A Puget Sound Orca in Captivity: The Fight To Bring Lolita Homeby Sandra Pollard. http://www.whidbeynewstimes.com/life/efforts-to-bring-orca-tokitae-home-chronicled-in-new-book/
For the last six years, the new totem poles have focused on issues relating to the fossil fuel industry. The newest carving emphasizes risks to the Salish Sea (off northwest Washington and southwest British Columbia) and its dwindling population of orcas, or killer whales, if proposed industry initiatives are not stopped. This month, the new totem of a whale will take its place in a traveling exhibition opening at the Florida Museum of Natural History in Gainesville. The exhibition, titled Whale People: Protectors of the Sea, “narrates the plight of the orcas from an Indigenous perspective.” The exhibition was created by Lummi Nation and a nonprofit pop-up museum called The Natural History Museum. Read more here. https://nonprofitquarterly.org/2018/12/04/pop-up-museums-as-political-organizing-can-totem-poles-help-turn-the-tide-on-fossil-fuels/
Two brothers, Jewell and Doug James, first started carving totem poles back in 2001 after 9/11. The brothers, both members of the Lummi Nation in Washington, created these poles as gifts meant to heal. They toured them around the U.S. and invited people to put their hands on them because people are what make the poles sacred, Doug told Earther. Now, the brothers are using their carving skills to take up a different cause: threatened whales. Specifically, the 75 critically endangered orcas that call the Salish Sea along the Pacific Northwest coast home. A 3,000-pound totem pole they helped carve will sit in the Florida Museum of Natural History starting December 8 as part of the “Whale People: Protectors of the Sea” exhibit to help raise awareness of the struggle these animals face due to climate change, starvation, and the fossil fuel industry. For the Lummi, this fight is personal; they see the orcas as their relatives. Read more here.
Activist groups have lost the latest battle in a decades long fight to free an orca named Lolita from the Miami Seaquarium. The Miami Herald reports a federal appeals court on Tuesday rejected a petition to reopen a lawsuit over Seaquarium’s treatment of Lolita. The decision says that, at around 51, Lolita’s age makes the case “unique,” but there’s no threat of serious harm that could trigger a federal animal welfare law violation. The court also couldn’t identify a “realistic means” to return her to the wild without being harmed.
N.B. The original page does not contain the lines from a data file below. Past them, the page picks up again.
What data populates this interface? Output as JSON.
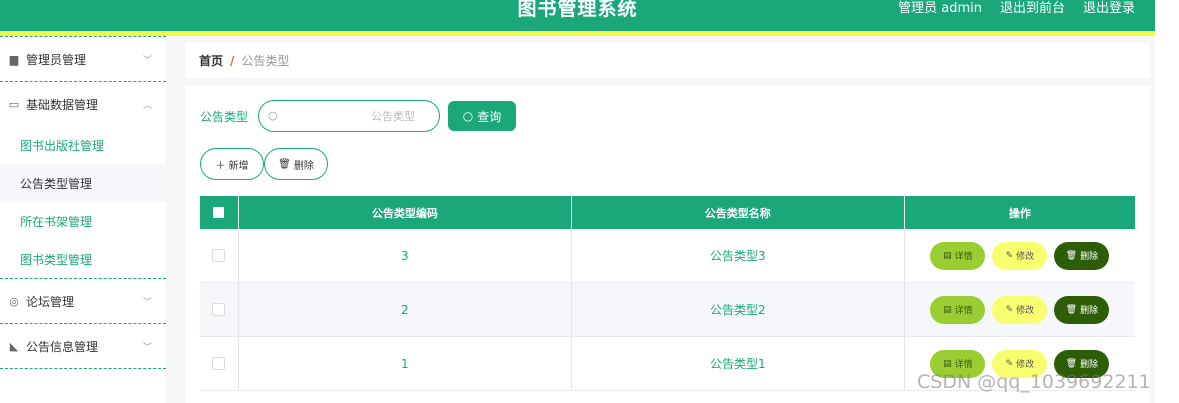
{
  "header": {
    "title": "图书管理系统",
    "user_label": "管理员 admin",
    "front_link": "退出到前台",
    "logout_link": "退出登录"
  },
  "sidebar": {
    "groups": [
      {
        "label": "管理员管理",
        "icon": "briefcase-icon",
        "expanded": false
      },
      {
        "label": "基础数据管理",
        "icon": "keyboard-icon",
        "expanded": true,
        "items": [
          {
            "label": "图书出版社管理",
            "active": false
          },
          {
            "label": "公告类型管理",
            "active": true
          },
          {
            "label": "所在书架管理",
            "active": false
          },
          {
            "label": "图书类型管理",
            "active": false
          }
        ]
      },
      {
        "label": "论坛管理",
        "icon": "compass-icon",
        "expanded": false
      },
      {
        "label": "公告信息管理",
        "icon": "megaphone-icon",
        "expanded": false
      }
    ]
  },
  "breadcrumb": {
    "home": "首页",
    "separator": "/",
    "current": "公告类型"
  },
  "search": {
    "label": "公告类型",
    "value": "",
    "placeholder": "公告类型",
    "button_label": "查询"
  },
  "actions": {
    "add_label": "新增",
    "delete_label": "删除"
  },
  "table": {
    "headers": [
      "公告类型编码",
      "公告类型名称",
      "操作"
    ],
    "rows": [
      {
        "code": "3",
        "name": "公告类型3"
      },
      {
        "code": "2",
        "name": "公告类型2"
      },
      {
        "code": "1",
        "name": "公告类型1"
      }
    ],
    "op_labels": {
      "detail": "详情",
      "edit": "修改",
      "delete": "删除"
    }
  },
  "watermark": "CSDN @qq_1039692211",
  "colors": {
    "primary": "#1aa87a",
    "accent_bar": "#f3f94a",
    "detail_btn": "#9acd32",
    "edit_btn": "#f7ff6f",
    "delete_btn": "#2d5e07"
  }
}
Just last month, former Miami Beach Mayor Philip Levine and the Miami Beach City Commission unanimously passed a resolution urging the Seaquarium to retire Lolita based on the recommendations of a long-standing retirement plan originally created in 1996 by the nonprofit Tokitae Foundation (Tokitae was given the stage name “Lolita” by the Seaquarium) which later became Orca Conservancy. It involves transferring Lolita to a seaside sanctuary in the Pacific Northwest, in her native home, teaching her to fend for herself, and eventually releasing her back into the wild.